Our work ranges from species selection and propagation to improving timber qualities, to helping grow the economic value of indigenous forestry.
Kauri and tōtara, in particular, could be managed as a future long-term supply of specialty timbers. Our research, combined with new wood processing technologies, helps land and forest owners make comparisons with other forest species to support their investment decisions.
Kauri (Agathis australis)
Kauri grows much faster in planted stands than in natural forests. Commercial yields can be achieved at around 50-60 years in good growing conditions. Opportunities also exist for early value recovery from companion crops or commercial thinning.
Read about growing kauri [pdf]
Tōtara (Podocarpus totara)
Regenerating tōtara on farmlands has the potential to be managed as a valuable timber resource. Many desirable attributes of old-growth tōtara can be found in young trees in both natural and planted stands.
Greg Steward, Indigenous forest expert firstname.lastname@example.org
Mānuka (Leptospermum scoparium)
Mānuka is a fast growing shrub that grows throughout New Zealand. Bees feeding on the abundant white flowers that appear in summer produce honey that is valued for its medicinal properties. Oil extracted from mãnuka is also valued for its anti-fungal and anti-bacterial properties.
We are working with government and industry to help future-proof the booming mānuka honey and oil industry. Our research focuses on moving from wild harvest mānuka to science-based farming by combining improved genetics with best management practice to increase the yield and reliability of mānuka honey.
Other indigenous species
Mass propagation of indigenous species
Cost effective mass production of seedlings or clones for planting is needed to support indigenous forestry.
Our propagation specialists in propagation have expertise in growing plants from seed, cuttings and using tissue culture techniques tailored to individual species’ requirements.
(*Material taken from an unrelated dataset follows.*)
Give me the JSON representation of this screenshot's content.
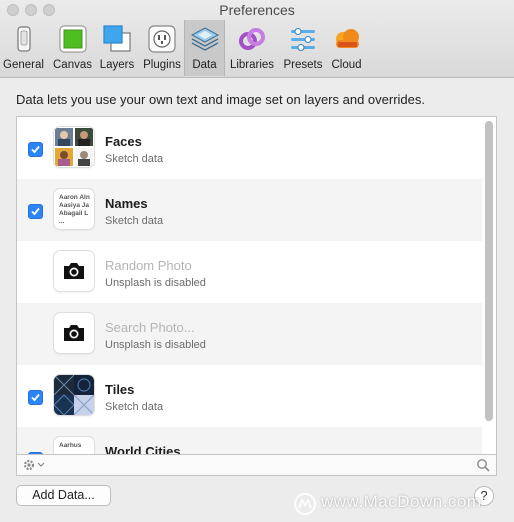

We also work with industry partners to compare the performance of indigenous tree and shrub species raised as bare-root plants in the nursery with expensive container-grown seedlings. Planting on a range of marginal hill country and riparian sites has shown that establishment costs can be reduced by up to half by using bare-root seedlings of selected species.
Saving endangered indigenous species
We are using over 70 years of applied tree breeding research and propagation expertise to preserve some of New Zealand’s endangered indigenous species, safeguarding their survival for future generations.
Ngutukākā (Clianthus spp.)
Until recently, there were only about 110 ngutukākā known to be naturally occurring in the wild. The shrub’s highly nutritious foliage puts it at risk from browsing livestock and introduced forest pests such as rabbits and goats as well as deer and snails. Introduced invasive plant species such as buddleia and gorse also compete for the same forest environment. Scion has been involved in ngutukākā recovery since 2009, and has perfected a technique to propagate it from vegetative cuttings.
The rare white ngutukākā was assumed to be extinct in the wild, but a chance discovery of viable seeds enabled Scion nursey staff to bring it back from the brink of extinction. Young nursery-raised plants have since been gifted to iwi for transplantation back into enclosed areas.